Diet and Diabetes
A diet which is high in calorie, fat and sugar content when taken chronically can lead to obesity and its complications, namely, atherosclerosis, hypertension, heart disease and diabetes. These conditions predispose an individual to insulin resistance, where the fat, muscle and other cells cannot absorb and utilize glucose from the blood for energy.
In a study involving more than 47,000 women participants aged 45 years and above without any diseases, it was found that after several years, a diet rich in fatty foods like bacon and processed meats was associated with development of DM type 2 in many.
Other foods that are also associated with acquiring and aggravating high blood sugar levels are:
- Soda and artificially sweetened drinks
- Milk, cheese and butter
- Oily foods
- Alcoholic beverages including wine
- Desserts with high sugar content
Fruits and juices with high sugar content

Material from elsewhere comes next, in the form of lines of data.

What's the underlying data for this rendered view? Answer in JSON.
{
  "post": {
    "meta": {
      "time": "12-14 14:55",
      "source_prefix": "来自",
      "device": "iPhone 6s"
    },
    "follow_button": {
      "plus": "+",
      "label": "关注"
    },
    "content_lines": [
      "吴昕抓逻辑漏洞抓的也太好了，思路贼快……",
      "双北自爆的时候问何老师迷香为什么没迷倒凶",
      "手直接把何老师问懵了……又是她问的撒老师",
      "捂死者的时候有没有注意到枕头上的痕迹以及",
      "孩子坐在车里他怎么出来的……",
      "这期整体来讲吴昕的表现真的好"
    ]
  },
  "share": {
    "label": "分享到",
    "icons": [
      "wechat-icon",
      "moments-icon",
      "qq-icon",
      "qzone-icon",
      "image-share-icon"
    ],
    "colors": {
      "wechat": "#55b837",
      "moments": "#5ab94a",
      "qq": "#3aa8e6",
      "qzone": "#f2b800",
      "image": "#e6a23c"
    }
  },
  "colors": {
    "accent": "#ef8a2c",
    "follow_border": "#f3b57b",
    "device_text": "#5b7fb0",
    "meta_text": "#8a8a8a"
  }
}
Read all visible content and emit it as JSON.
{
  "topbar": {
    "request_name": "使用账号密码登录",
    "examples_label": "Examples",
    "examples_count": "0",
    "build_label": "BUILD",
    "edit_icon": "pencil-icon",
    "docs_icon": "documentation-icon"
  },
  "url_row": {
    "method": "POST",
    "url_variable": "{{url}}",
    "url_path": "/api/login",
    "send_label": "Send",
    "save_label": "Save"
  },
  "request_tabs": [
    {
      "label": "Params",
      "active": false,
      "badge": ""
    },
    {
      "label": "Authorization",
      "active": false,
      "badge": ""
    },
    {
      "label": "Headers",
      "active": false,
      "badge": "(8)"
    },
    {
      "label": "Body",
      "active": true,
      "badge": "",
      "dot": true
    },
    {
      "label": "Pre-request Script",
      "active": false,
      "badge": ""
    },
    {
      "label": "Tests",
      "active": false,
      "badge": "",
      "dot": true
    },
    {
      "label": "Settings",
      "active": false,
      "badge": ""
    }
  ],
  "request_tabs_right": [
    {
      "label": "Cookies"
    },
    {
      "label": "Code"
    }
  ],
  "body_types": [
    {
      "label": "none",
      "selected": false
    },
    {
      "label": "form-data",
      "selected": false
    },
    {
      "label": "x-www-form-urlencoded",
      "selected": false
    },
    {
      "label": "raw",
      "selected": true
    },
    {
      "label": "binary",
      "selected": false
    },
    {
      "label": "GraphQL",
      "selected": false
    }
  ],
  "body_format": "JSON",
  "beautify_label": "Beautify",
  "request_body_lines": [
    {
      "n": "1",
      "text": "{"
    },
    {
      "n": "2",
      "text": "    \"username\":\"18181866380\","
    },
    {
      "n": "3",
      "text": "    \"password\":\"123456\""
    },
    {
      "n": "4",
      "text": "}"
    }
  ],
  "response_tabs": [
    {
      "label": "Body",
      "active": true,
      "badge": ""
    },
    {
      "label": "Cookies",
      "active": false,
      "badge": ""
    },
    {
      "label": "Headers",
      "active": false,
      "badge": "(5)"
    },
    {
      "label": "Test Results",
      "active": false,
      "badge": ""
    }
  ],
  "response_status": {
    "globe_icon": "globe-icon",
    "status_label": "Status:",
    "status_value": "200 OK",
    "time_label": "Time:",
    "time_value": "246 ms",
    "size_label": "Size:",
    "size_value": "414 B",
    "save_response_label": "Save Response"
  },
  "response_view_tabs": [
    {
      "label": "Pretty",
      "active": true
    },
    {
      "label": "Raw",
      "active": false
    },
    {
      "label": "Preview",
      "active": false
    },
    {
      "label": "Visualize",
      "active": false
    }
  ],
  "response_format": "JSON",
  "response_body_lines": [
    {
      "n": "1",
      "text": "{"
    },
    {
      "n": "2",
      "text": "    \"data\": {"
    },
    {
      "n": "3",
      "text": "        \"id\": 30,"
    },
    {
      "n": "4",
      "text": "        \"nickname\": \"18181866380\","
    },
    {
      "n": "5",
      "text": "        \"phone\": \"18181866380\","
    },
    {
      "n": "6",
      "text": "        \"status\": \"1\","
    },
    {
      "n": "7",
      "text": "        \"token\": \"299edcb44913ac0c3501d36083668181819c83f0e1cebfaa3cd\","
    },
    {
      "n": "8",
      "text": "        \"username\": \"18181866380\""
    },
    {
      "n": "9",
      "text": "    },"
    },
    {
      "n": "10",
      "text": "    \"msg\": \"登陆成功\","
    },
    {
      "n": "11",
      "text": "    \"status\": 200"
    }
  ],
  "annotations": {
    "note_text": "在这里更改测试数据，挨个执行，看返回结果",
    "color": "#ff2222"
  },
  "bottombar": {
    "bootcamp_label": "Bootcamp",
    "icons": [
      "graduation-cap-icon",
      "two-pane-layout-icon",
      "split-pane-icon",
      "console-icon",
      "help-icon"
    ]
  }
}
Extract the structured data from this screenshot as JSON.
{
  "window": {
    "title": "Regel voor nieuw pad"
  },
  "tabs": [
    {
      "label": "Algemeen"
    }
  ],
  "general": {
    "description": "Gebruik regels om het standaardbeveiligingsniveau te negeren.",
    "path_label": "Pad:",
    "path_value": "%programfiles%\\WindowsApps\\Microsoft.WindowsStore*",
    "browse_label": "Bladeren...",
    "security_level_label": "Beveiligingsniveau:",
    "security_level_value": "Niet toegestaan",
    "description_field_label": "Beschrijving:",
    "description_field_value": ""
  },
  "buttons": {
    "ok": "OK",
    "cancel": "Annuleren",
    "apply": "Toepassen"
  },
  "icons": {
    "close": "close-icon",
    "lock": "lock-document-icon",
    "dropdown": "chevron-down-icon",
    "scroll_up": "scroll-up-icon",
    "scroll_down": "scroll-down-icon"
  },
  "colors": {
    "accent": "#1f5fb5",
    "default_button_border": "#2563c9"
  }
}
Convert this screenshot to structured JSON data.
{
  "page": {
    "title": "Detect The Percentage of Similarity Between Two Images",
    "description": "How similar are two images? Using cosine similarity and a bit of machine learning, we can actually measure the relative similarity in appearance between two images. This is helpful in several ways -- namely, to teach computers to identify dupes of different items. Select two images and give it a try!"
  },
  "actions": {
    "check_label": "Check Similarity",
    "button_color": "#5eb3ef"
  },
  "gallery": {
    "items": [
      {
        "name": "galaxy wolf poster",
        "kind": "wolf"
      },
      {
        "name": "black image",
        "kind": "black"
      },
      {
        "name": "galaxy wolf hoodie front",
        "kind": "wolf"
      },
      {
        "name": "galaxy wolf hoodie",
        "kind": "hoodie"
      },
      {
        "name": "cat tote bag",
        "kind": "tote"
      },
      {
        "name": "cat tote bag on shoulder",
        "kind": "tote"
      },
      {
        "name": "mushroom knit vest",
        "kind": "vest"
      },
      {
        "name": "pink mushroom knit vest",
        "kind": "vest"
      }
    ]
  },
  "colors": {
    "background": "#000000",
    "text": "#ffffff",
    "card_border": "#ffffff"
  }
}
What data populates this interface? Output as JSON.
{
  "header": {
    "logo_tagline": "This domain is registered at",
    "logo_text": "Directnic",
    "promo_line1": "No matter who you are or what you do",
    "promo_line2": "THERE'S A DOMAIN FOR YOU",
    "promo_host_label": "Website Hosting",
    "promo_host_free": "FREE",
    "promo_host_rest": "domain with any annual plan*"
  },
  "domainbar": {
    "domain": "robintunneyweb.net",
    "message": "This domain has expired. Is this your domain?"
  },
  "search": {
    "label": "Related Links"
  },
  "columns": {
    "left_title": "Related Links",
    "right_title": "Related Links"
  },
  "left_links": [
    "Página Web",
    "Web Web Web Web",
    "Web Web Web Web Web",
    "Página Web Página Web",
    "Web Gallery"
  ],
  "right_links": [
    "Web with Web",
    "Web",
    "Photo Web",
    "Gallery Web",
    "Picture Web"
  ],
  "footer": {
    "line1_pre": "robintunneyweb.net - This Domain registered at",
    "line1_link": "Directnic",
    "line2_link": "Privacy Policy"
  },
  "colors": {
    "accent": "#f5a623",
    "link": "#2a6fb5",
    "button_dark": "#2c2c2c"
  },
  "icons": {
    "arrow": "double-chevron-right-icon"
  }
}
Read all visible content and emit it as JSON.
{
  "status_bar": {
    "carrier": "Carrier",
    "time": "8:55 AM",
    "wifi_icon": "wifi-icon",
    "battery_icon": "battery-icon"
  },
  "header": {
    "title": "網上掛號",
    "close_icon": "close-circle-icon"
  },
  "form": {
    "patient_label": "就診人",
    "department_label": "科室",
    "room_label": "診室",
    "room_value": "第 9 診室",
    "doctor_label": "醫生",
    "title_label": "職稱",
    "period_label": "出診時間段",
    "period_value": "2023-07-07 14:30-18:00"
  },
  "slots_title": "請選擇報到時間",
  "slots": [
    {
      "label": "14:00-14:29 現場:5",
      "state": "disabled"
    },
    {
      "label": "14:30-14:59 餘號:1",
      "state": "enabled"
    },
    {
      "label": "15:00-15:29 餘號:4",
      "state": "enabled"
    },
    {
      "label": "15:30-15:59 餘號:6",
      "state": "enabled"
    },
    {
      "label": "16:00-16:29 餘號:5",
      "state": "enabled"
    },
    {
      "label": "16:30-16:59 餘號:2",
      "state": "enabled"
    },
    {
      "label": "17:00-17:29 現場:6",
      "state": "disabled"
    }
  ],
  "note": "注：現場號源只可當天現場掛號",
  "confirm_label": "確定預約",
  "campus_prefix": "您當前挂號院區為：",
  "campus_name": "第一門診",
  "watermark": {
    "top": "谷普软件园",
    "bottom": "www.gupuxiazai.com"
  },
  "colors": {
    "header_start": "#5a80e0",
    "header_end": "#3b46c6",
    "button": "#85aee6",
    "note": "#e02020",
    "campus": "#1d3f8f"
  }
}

Obesity is defined as a chronic condition where the body mass index is more than 25, which indicates that a person’s weight is not proportionate to his height. It is brought about by consuming a diet that is high in calorie and by other factors like lack of exercise, reduced metabolism and stress. To counter unhealthy eating habits leading to obesity and its complications, one must:
- Consume a low calorie, low fat and low sugar diet.
- Eat more whole grain foods, and fruits and vegetables that are rich in fiber and antioxidants
- Avoid processed foods, meat and dairy products; instead, one must consume more fish, nuts and plant-based sources of protein.
- Exercise regularly and avoid a sedentary lifestyle.
- Eat often but consuming small portions.
Avoiding an unhealthy diet can help prevent adult onset diabetes. While there are unavoidable factors that cannot be modified such as age and genetics in developing diabetes type II, one can certainly reduce risks by leading a healthy lifestyle.